[Opening Provided data section]
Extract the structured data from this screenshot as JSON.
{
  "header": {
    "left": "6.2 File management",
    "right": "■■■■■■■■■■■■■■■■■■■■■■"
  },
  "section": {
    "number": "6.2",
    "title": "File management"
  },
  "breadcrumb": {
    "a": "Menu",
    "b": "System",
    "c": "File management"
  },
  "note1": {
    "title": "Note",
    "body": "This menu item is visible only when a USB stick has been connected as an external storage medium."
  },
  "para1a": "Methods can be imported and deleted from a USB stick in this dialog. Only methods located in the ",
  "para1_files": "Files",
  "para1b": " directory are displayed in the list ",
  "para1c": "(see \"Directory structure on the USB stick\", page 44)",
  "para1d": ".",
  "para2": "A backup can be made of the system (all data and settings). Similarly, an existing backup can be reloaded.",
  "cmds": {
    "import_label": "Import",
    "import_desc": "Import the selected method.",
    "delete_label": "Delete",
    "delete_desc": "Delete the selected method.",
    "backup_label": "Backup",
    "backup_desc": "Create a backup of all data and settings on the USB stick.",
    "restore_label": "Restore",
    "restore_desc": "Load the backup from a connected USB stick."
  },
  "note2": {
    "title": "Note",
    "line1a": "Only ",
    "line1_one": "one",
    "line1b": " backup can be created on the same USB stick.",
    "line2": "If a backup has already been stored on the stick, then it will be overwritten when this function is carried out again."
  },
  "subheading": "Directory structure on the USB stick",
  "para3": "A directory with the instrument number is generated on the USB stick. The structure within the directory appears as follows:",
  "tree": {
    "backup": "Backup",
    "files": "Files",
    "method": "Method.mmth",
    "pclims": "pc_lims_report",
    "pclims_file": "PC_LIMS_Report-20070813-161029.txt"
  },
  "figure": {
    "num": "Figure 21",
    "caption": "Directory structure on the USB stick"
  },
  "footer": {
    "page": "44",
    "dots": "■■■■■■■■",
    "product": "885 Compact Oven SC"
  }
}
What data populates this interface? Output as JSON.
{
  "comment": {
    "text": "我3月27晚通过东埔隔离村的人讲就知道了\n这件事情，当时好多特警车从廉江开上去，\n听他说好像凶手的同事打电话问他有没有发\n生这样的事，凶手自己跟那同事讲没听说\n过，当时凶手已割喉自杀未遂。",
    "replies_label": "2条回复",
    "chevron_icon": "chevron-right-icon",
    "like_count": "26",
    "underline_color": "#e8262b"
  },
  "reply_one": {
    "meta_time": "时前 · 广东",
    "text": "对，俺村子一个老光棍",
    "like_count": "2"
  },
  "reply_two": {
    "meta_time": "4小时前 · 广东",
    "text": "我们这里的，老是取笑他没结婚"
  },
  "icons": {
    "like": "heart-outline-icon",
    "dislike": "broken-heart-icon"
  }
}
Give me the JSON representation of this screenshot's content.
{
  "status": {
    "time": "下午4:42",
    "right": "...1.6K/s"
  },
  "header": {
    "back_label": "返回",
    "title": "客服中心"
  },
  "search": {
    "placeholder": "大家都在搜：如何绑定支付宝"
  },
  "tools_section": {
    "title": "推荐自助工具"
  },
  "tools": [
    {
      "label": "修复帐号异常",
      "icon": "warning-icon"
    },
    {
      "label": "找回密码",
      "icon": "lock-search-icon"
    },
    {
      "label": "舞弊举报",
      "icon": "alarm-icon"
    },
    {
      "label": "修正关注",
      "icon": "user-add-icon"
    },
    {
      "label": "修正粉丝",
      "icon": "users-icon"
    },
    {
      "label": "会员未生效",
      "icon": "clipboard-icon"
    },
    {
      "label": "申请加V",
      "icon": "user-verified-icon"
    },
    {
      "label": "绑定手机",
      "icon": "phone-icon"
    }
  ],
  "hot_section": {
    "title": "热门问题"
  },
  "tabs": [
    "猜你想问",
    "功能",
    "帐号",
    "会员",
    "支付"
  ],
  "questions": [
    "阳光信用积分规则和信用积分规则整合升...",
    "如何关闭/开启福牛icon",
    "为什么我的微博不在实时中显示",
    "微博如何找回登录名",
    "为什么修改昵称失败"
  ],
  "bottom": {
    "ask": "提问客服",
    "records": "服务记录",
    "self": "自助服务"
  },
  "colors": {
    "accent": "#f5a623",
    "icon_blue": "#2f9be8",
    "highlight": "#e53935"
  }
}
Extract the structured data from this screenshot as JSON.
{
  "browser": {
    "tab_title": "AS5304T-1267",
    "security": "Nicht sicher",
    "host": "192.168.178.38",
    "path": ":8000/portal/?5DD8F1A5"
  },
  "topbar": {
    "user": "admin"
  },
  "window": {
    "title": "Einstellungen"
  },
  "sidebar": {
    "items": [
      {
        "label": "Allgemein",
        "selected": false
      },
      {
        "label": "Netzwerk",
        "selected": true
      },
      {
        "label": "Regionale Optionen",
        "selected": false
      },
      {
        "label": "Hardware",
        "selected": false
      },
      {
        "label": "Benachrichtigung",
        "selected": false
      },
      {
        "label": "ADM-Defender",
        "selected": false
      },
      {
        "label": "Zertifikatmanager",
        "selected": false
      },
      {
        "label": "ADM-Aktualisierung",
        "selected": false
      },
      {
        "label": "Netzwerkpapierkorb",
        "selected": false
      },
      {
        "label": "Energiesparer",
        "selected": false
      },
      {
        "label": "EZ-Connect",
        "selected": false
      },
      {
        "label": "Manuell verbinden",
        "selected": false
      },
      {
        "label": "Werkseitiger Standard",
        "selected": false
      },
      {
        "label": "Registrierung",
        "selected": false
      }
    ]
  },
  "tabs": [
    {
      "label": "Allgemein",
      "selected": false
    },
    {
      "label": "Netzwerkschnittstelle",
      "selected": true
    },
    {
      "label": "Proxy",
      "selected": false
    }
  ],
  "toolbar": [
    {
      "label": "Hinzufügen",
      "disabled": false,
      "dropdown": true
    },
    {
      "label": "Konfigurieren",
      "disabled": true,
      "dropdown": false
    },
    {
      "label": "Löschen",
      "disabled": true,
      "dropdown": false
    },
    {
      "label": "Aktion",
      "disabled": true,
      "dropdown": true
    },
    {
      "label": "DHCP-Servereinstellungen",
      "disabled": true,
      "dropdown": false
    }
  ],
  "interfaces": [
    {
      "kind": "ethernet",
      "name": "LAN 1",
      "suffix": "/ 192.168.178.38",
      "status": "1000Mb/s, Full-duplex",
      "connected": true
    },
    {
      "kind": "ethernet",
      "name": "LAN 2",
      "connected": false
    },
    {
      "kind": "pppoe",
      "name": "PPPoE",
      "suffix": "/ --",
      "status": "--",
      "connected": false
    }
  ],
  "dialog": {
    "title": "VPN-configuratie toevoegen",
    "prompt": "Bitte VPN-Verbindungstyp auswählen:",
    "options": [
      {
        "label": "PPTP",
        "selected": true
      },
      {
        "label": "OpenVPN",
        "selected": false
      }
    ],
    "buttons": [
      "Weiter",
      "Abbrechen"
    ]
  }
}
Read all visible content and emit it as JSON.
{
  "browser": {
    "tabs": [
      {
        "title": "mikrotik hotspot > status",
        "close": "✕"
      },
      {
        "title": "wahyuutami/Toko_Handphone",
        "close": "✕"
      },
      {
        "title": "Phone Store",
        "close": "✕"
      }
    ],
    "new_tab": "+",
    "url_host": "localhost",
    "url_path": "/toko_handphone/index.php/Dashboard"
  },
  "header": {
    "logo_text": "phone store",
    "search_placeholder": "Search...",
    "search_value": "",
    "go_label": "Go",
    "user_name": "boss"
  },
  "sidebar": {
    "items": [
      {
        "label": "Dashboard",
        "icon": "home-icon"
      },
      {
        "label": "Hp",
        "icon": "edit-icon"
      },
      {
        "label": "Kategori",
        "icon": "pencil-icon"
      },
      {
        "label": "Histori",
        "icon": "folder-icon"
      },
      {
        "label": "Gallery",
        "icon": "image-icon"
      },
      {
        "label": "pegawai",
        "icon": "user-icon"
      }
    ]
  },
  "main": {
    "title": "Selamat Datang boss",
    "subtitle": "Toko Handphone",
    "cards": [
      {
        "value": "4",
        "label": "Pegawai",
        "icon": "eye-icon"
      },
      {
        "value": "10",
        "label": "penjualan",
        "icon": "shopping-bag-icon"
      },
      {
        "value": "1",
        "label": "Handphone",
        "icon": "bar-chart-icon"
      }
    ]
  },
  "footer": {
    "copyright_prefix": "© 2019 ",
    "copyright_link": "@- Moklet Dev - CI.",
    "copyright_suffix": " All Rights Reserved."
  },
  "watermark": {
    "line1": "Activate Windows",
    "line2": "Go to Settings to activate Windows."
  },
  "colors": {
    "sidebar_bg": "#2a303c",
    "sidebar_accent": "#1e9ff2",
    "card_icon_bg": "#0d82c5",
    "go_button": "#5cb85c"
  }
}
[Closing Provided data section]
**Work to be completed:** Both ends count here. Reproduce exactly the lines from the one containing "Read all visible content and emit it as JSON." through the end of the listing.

**Problem solution:**
Read all visible content and emit it as JSON.
{
  "browser": {
    "tabs": [
      {
        "title": "mikrotik hotspot > status",
        "close": "✕"
      },
      {
        "title": "wahyuutami/Toko_Handphone",
        "close": "✕"
      },
      {
        "title": "Phone Store",
        "close": "✕"
      }
    ],
    "new_tab": "+",
    "url_host": "localhost",
    "url_path": "/toko_handphone/index.php/Dashboard"
  },
  "header": {
    "logo_text": "phone store",
    "search_placeholder": "Search...",
    "search_value": "",
    "go_label": "Go",
    "user_name": "boss"
  },
  "sidebar": {
    "items": [
      {
        "label": "Dashboard",
        "icon": "home-icon"
      },
      {
        "label": "Hp",
        "icon": "edit-icon"
      },
      {
        "label": "Kategori",
        "icon": "pencil-icon"
      },
      {
        "label": "Histori",
        "icon": "folder-icon"
      },
      {
        "label": "Gallery",
        "icon": "image-icon"
      },
      {
        "label": "pegawai",
        "icon": "user-icon"
      }
    ]
  },
  "main": {
    "title": "Selamat Datang boss",
    "subtitle": "Toko Handphone",
    "cards": [
      {
        "value": "4",
        "label": "Pegawai",
        "icon": "eye-icon"
      },
      {
        "value": "10",
        "label": "penjualan",
        "icon": "shopping-bag-icon"
      },
      {
        "value": "1",
        "label": "Handphone",
        "icon": "bar-chart-icon"
      }
    ]
  },
  "footer": {
    "copyright_prefix": "© 2019 ",
    "copyright_link": "@- Moklet Dev - CI.",
    "copyright_suffix": " All Rights Reserved."
  },
  "watermark": {
    "line1": "Activate Windows",
    "line2": "Go to Settings to activate Windows."
  },
  "colors": {
    "sidebar_bg": "#2a303c",
    "sidebar_accent": "#1e9ff2",
    "card_icon_bg": "#0d82c5",
    "go_button": "#5cb85c"
  }
}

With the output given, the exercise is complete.